#### [TASK INPUT]
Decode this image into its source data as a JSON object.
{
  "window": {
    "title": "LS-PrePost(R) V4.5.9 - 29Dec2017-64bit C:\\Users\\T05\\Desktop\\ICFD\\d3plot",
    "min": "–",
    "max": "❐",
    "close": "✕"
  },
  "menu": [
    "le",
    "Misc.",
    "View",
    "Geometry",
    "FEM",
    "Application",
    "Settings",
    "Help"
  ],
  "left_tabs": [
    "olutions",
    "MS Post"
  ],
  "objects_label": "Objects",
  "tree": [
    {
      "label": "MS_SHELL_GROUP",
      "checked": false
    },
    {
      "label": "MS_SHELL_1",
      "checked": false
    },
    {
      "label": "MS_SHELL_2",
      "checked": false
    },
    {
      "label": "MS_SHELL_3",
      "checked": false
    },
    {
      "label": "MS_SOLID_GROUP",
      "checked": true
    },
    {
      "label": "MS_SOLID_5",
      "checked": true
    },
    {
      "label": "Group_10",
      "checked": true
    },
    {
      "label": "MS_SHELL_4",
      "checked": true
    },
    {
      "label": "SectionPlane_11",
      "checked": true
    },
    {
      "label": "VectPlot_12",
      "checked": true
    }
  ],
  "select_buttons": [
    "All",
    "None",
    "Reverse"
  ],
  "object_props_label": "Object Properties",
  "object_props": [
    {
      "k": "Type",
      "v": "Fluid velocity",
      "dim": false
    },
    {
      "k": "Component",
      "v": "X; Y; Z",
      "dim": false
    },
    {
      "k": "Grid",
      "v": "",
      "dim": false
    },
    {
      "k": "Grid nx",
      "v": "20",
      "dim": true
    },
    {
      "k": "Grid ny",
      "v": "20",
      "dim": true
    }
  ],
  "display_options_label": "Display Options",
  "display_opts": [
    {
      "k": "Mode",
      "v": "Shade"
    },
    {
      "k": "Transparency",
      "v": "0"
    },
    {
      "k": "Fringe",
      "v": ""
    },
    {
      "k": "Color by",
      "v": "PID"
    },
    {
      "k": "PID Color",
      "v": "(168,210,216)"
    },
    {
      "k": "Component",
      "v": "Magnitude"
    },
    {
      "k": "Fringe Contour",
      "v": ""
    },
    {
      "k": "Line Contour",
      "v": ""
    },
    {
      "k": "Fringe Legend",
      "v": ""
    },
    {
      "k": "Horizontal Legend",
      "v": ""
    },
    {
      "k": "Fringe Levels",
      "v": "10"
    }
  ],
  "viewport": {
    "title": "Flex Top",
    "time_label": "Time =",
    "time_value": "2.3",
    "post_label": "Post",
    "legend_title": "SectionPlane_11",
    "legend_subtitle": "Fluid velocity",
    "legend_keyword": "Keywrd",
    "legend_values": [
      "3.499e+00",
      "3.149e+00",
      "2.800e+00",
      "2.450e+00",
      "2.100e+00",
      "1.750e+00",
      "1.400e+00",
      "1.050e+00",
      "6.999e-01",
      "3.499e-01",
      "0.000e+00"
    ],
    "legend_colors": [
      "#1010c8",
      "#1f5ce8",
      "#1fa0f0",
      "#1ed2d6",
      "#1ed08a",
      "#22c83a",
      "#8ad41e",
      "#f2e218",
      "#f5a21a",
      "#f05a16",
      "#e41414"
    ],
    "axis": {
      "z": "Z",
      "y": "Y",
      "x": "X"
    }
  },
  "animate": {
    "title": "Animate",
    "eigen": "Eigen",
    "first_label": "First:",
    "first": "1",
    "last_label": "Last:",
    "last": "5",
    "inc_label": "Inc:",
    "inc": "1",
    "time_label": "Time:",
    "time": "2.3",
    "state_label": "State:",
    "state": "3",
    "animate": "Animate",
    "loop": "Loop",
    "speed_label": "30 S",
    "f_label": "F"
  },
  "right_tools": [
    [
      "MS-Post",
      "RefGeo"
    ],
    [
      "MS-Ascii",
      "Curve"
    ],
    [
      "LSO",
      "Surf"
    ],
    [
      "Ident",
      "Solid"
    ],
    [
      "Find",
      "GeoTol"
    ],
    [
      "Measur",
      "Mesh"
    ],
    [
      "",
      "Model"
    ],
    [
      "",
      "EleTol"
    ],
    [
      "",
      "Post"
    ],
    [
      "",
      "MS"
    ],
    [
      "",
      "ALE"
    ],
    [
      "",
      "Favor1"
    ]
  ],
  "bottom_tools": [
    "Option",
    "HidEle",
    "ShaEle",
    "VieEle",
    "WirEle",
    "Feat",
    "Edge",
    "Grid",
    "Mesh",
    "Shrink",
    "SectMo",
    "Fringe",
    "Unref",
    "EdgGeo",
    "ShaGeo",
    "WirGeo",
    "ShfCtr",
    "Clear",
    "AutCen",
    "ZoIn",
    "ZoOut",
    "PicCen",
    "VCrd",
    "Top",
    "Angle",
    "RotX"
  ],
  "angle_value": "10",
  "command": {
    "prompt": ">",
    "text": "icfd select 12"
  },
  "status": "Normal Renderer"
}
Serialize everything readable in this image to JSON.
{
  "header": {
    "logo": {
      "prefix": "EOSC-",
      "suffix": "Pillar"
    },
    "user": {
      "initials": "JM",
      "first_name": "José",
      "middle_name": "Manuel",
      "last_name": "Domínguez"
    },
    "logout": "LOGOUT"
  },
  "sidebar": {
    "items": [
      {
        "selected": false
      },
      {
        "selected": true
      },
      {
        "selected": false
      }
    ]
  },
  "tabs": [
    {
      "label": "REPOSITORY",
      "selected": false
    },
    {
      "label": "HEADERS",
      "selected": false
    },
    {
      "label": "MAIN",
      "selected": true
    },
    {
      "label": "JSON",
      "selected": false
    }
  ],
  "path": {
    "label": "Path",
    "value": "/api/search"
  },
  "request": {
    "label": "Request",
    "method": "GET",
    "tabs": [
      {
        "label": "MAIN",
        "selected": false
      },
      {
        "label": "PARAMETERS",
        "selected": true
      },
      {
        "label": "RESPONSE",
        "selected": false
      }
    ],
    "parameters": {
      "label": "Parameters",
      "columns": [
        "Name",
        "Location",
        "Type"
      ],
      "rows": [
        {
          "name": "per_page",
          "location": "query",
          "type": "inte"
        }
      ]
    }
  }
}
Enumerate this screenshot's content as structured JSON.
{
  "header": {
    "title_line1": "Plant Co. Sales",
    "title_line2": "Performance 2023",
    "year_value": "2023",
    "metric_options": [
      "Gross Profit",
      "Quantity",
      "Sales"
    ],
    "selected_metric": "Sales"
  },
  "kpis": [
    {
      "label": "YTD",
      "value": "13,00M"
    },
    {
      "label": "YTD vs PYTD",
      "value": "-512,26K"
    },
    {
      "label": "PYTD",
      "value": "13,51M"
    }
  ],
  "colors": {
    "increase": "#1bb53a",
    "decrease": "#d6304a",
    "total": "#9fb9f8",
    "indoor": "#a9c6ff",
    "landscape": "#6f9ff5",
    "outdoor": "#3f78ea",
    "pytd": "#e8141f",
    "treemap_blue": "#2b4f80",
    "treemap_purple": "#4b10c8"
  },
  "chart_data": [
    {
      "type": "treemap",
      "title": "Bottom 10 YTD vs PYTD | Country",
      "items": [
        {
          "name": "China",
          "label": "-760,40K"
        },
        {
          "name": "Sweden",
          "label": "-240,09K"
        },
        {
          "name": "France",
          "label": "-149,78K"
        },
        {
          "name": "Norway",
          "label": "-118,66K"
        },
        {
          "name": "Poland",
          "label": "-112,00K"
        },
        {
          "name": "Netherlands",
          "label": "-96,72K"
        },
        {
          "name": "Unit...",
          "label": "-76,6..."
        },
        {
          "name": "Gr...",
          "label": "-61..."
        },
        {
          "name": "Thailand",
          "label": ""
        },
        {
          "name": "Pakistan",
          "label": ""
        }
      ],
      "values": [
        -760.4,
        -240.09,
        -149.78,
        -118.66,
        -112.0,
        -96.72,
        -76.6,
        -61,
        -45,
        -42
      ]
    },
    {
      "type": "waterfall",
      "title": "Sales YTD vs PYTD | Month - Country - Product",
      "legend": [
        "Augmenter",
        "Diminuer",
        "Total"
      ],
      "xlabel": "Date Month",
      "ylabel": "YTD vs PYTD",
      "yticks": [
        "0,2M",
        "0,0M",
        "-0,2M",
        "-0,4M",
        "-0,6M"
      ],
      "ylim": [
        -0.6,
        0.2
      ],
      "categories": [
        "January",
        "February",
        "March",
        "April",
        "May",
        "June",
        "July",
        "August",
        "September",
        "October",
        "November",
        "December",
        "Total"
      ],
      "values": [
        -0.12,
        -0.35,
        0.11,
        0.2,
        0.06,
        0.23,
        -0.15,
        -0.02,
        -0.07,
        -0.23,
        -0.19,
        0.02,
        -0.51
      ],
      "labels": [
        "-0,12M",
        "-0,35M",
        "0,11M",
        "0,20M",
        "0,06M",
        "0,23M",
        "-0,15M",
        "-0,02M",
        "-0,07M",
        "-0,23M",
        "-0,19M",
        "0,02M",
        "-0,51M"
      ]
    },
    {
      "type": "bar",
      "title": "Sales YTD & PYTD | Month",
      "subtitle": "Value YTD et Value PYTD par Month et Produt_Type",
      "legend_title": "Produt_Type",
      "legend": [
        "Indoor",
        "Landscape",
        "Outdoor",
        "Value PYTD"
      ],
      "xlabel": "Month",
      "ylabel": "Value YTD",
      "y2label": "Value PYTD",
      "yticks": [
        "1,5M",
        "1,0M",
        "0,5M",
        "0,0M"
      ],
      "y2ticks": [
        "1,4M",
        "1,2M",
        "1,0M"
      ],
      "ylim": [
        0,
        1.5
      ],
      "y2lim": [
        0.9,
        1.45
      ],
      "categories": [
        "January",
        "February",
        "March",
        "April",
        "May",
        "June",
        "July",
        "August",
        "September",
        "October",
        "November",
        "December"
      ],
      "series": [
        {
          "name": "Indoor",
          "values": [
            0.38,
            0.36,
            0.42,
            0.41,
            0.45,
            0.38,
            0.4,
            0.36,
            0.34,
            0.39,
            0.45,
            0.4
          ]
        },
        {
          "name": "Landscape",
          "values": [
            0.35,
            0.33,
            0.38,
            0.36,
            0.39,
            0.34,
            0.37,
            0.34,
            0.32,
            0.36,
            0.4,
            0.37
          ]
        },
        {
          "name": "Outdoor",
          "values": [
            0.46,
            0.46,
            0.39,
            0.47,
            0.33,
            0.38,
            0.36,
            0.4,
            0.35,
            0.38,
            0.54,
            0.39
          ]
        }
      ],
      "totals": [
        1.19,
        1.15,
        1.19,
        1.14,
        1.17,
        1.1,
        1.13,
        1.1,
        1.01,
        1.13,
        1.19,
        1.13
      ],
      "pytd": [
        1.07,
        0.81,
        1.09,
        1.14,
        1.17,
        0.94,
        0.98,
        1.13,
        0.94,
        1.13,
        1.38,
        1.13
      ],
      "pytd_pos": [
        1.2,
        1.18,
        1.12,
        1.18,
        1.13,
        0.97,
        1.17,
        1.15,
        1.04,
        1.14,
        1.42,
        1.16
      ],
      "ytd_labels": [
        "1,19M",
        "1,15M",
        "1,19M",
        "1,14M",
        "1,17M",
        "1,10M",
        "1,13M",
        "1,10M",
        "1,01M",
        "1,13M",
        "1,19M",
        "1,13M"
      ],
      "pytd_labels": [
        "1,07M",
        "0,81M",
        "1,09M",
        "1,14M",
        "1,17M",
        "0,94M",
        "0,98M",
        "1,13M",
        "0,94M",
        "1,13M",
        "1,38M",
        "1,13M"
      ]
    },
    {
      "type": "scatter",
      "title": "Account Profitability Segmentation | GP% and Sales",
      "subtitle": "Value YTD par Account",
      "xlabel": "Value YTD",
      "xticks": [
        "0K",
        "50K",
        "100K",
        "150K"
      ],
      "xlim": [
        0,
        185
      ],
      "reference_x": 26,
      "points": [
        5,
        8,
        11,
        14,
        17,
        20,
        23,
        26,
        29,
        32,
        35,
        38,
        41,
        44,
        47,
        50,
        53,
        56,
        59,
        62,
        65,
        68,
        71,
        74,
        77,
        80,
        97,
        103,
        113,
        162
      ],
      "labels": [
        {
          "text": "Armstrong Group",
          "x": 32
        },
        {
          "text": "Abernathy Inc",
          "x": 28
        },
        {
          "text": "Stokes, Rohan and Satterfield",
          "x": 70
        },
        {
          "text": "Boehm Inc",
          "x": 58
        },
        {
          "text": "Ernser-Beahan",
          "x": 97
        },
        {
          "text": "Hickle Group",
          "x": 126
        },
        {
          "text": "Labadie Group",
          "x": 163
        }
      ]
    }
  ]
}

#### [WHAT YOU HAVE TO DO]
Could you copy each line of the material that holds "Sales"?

#### [RESULT FOR THIS EXERCISE]
    "title_line1": "Plant Co. Sales",
      "Sales"
    "selected_metric": "Sales"
      "title": "Sales YTD vs PYTD | Month - Country - Product",
      "title": "Sales YTD & PYTD | Month",
      "title": "Account Profitability Segmentation | GP% and Sales",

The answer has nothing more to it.